On a project that I am currently working on, the team was having some issues consuming JBoss SOAP services. The root of the problem took a while to figure out, as apparently there are very few people that try to consume SOAP services experience the same issue we were encountering and The Google revealed few clues. At first we thought that perhaps the difference was between WSDL 1.1 and WSDL 2.0 and Flex's lack of support for WSDL 2.0, as that is what the SOAP services were generating. After some initial investigation, we thought we eliminated that as a possibility. Then we discovered that the WSDL that we were consuming contained overloaded methods. Some reinvestigation at the W3C was done to see if perhaps a difference between the WSDL 1.1 or 2.0 specifications was support for WSDL overloading. It turns out the the specs are silent on this issue, so again we eliminated the difference in WSDL versions. Some additional searching after that determined that Flex definitely lacks support for WSDL overloading. In our case, we couldn't change the WSDL or the services themselves to remove the overloaded methods because we had no control over the SOAP services as they were part of a software package produced by an external vendor. The vendor had upgraded their core APIs from a previous version of their software. To accommodate backwards compatibility these changes were made without having to modify any of the actual method names by overloading several methods in their API. The WSDL was then auto-generated from the Java classes that comprise the web services. While Java conveniently supports methods overloading, despite clamoring for it for the last several releases of ActionScript, we still don't have it natively in either Flex nor ActionScript. As a result, we needed a workaround.
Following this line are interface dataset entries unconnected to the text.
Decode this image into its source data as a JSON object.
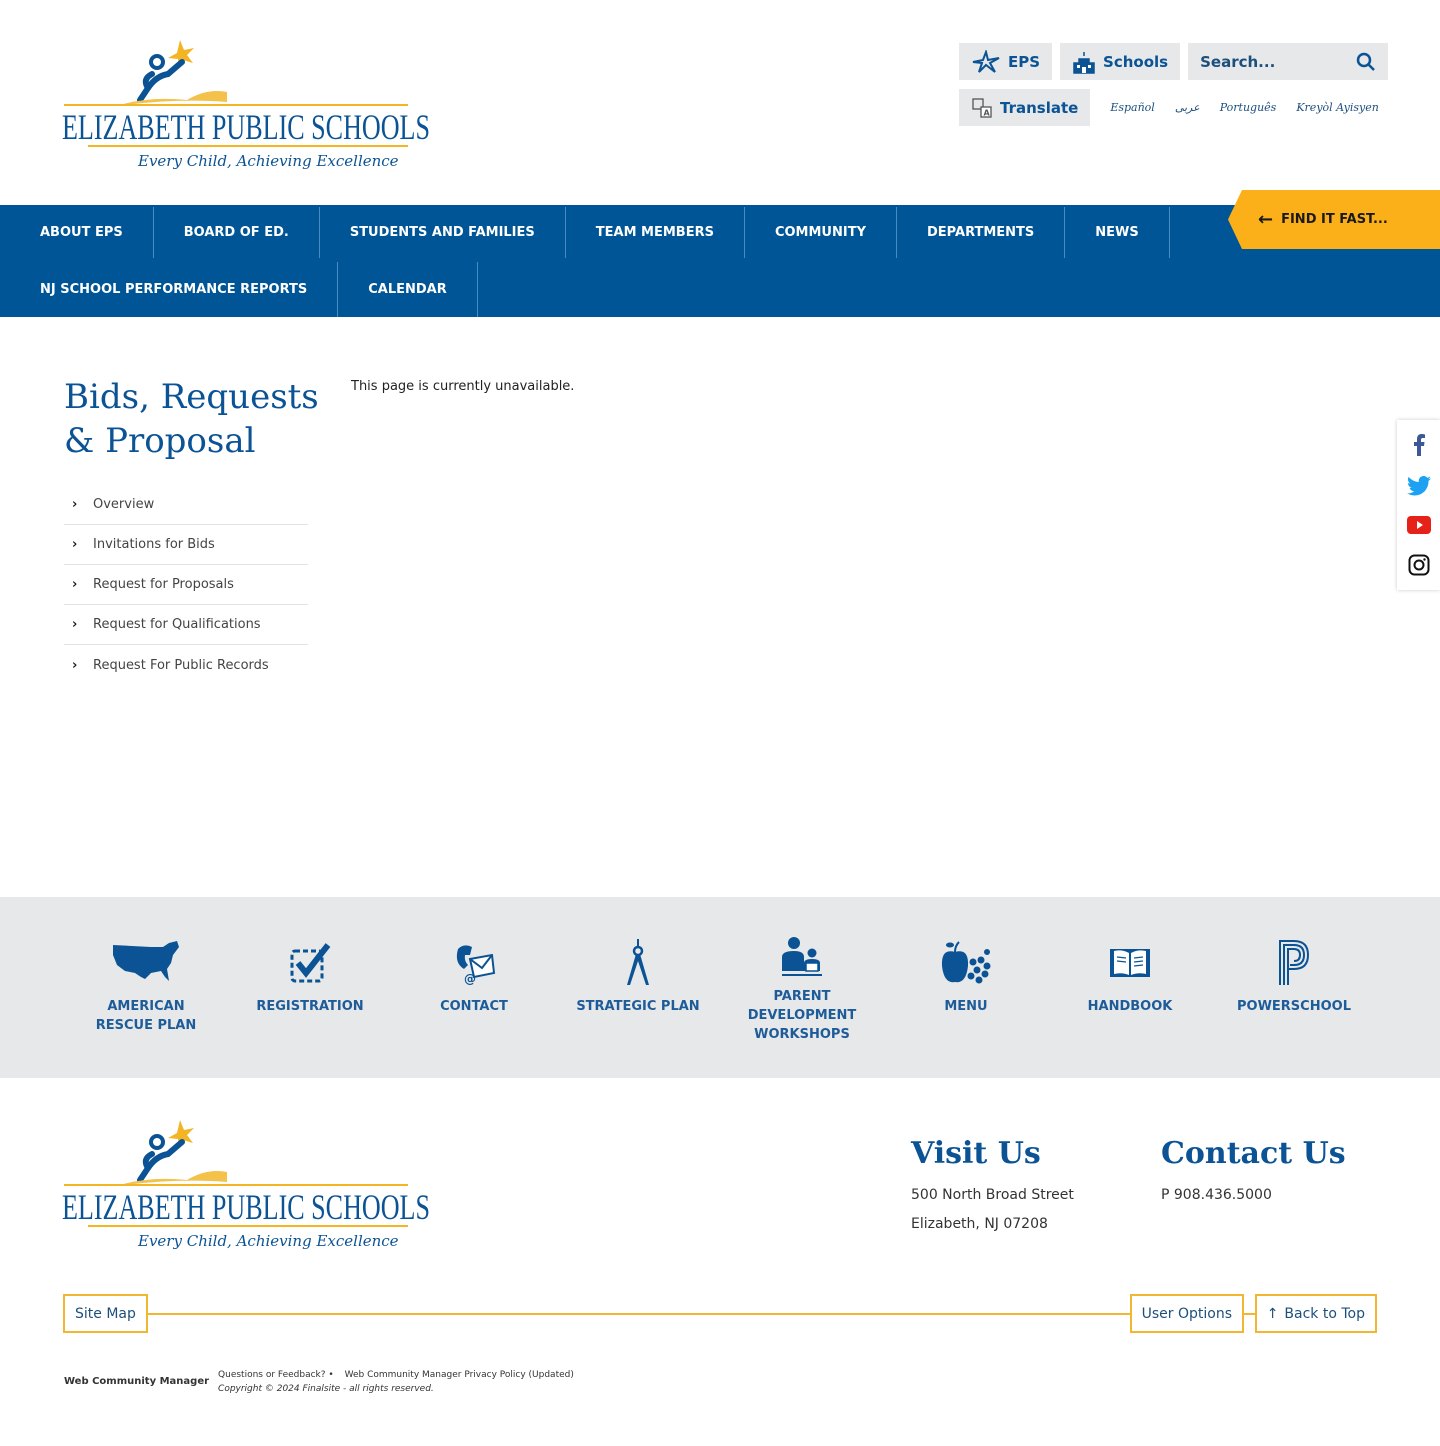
{
  "brand": {
    "name": "ELIZABETH PUBLIC SCHOOLS",
    "tagline": "Every Child, Achieving Excellence",
    "primary_color": "#005596",
    "accent_color": "#fbb01a"
  },
  "utility": {
    "eps_label": "EPS",
    "schools_label": "Schools",
    "search_placeholder": "Search...",
    "translate_label": "Translate",
    "languages": [
      "Español",
      "عربى",
      "Português",
      "Kreyòl Ayisyen"
    ]
  },
  "nav": {
    "row1": [
      "ABOUT EPS",
      "BOARD OF ED.",
      "STUDENTS AND FAMILIES",
      "TEAM MEMBERS",
      "COMMUNITY",
      "DEPARTMENTS",
      "NEWS"
    ],
    "row2": [
      "NJ SCHOOL PERFORMANCE REPORTS",
      "CALENDAR"
    ],
    "find_it_fast": "FIND IT FAST..."
  },
  "main": {
    "title_line1": "Bids, Requests",
    "title_line2": "& Proposal",
    "message": "This page is currently unavailable.",
    "subnav": [
      "Overview",
      "Invitations for Bids",
      "Request for Proposals",
      "Request for Qualifications",
      "Request For Public Records"
    ]
  },
  "social": [
    "facebook-icon",
    "twitter-icon",
    "youtube-icon",
    "instagram-icon"
  ],
  "quicklinks": [
    {
      "line1": "AMERICAN",
      "line2": "RESCUE PLAN",
      "line3": "",
      "icon": "usa-map-icon"
    },
    {
      "line1": "REGISTRATION",
      "line2": "",
      "line3": "",
      "icon": "checkbox-icon"
    },
    {
      "line1": "CONTACT",
      "line2": "",
      "line3": "",
      "icon": "phone-mail-icon"
    },
    {
      "line1": "STRATEGIC PLAN",
      "line2": "",
      "line3": "",
      "icon": "compass-icon"
    },
    {
      "line1": "PARENT",
      "line2": "DEVELOPMENT",
      "line3": "WORKSHOPS",
      "icon": "parent-child-icon"
    },
    {
      "line1": "MENU",
      "line2": "",
      "line3": "",
      "icon": "fruit-icon"
    },
    {
      "line1": "HANDBOOK",
      "line2": "",
      "line3": "",
      "icon": "book-icon"
    },
    {
      "line1": "POWERSCHOOL",
      "line2": "",
      "line3": "",
      "icon": "powerschool-icon"
    }
  ],
  "footer": {
    "visit_heading": "Visit Us",
    "address1": "500 North Broad Street",
    "address2": "Elizabeth, NJ 07208",
    "contact_heading": "Contact Us",
    "phone": "P 908.436.5000",
    "site_map": "Site Map",
    "user_options": "User Options",
    "back_to_top": "Back to Top",
    "wcm": "Web Community Manager",
    "questions": "Questions or Feedback? •",
    "privacy": "Web Community Manager Privacy Policy (Updated)",
    "copyright": "Copyright © 2024 Finalsite - all rights reserved."
  }
}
The Easy Way While not exactly the most ideal, for a short-term hack, we copied the XML in the WSDL that was generated, copied it into a empty file, and removed the offending methods manually. This was then placed on our servers and called in place of the overloaded WSDL. While it is not terribly clean nor reliable, as any time the web services change the WSDL is not updated, it happens to work without any server-side modifications.
The Hard Way For the longer-term solution we will be implementing a service proxy in .NET and Windows Communication Foundation (WCF) because it is necessary for future iterations of the project. A service proxy is an extra layer in an SOA architecture that essentially acts as a broker between web services. The service proxy in our case accomplishes several things:
- Consolidation of multiple web services from multiple vendors into a single public-facing SOAP endpoint that the Flex client can then consume instead of attempting to integrate with them directly
- Allows for mapping between a single SOAP call into the service proxy by the Flex client to be mapped to multiple web services to be
- Allows for web service transactions whereby SOAP calls can be rolled back depending upon results from various calls to various external services
- Gives the ability to implement MSMQ for scalability and reliability, as SOAP messages can then be stored in a queue for later in the case of external services being down or overloaded
- Best of all, it allows us to author the SOAP API and the WSDL that the Flex client will connect to and removes the issue of attempting to consume an overloaded WSDL from Flex